First is an increase in world hunger. Almost all biofuels used in Europe are made from crops, such as wheat, soy, palm oil, rapeseed and maize, that are essential food sources for a rapidly expanding global population. Europe now burns enough food calories in fuel tanks every year to feed 100 million people.
Moreover, prices of vital foodstuffs such as oilseeds are expected to rise by up to 20% (pdf), vegetable oil by up to 36%, and maize by as much as 22% by 2020 because of EU biofuels targets (those that are being reviewed). For slum dwellers across the world, who have very little money with which to buy food, this represents disaster.
Second is a massive new demand for land, destroying smallholder farms as well as habitats. Land speculators, hedge funds, and agro-energy companies have been at the forefront of a global rush for land that has forced hundreds of thousands of smallholder farmers off their fields and taken away their livelihoods and water supplies. All too regularly across the world, but particularly in Africa, Asia and Latin America, the monopolisation of land by large biofuel corporations is accompanied by violence: the victims are small farmers and their families.
Third is environmental devastation. The demand for additional land to accommodate EU biofuels plans means expanding cropland, which will result in felled forests, plundered peatlands and ploughed prairies. The evidence is increasingly clear that the climate change benefits of most biofuels are negligible or nil.
The author of the last piece was Jean Ziegler, UN special rapporteur on the right to food between 2000-08, and former member of the advisory committee of the UN human rights council.
Would Dr. King have stood by and watched all that suffering, watched powerful politicians ignore climate policy induced famine afflicting millions of poor people who had no voice, without saying something?
Dr. King was born in 1929, so if he was still alive today, he would have a clear memory of the global cooling scare. Like many of us, he would remember watching Leonard Nimoy’s iconic documentary on global cooling – all that settled science certainty that we were on the brink of a new ice age, quickly swept under the carpet when the thermometers changed direction.
The problem with people like Professor Marshall Shepherd enlisting the dead to their cause, is everyone, myself included, tends to see the words of dead people through the lens of their own viewpoints.
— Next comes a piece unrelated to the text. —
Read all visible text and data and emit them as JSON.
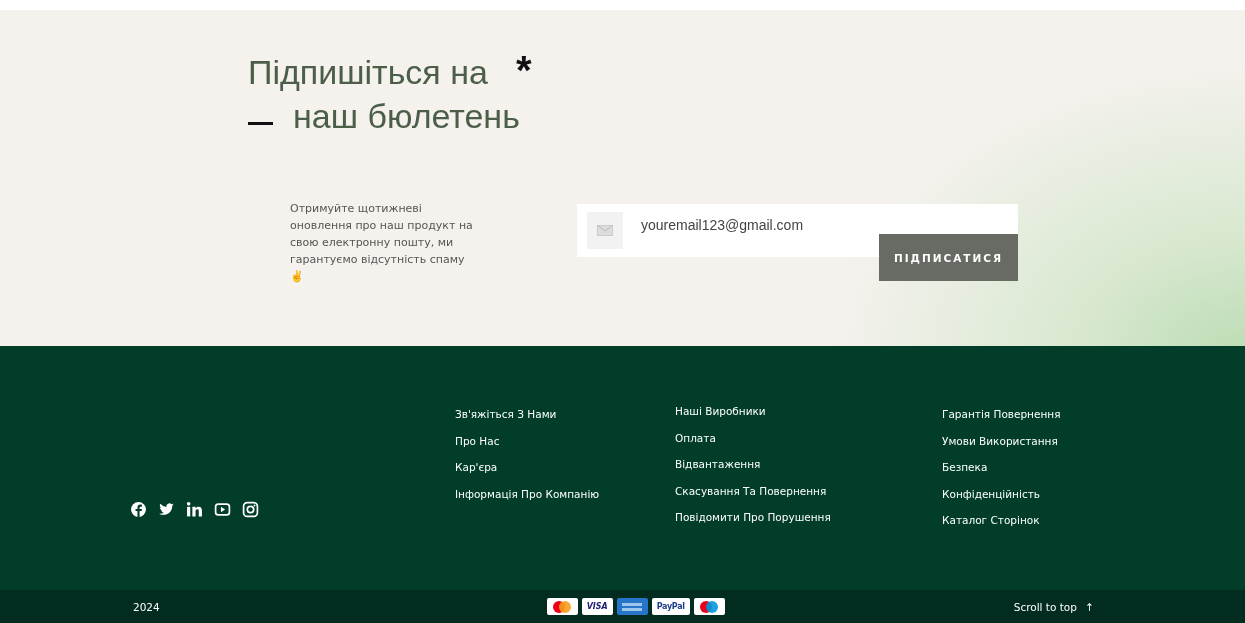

The dead are not available to correct any misunderstandings.
Dr. Martin Luther King might have been a deep green environmentalist; or he could have been a tenacious and outspoken opponent of climate policies which kill poor and disadvantaged people.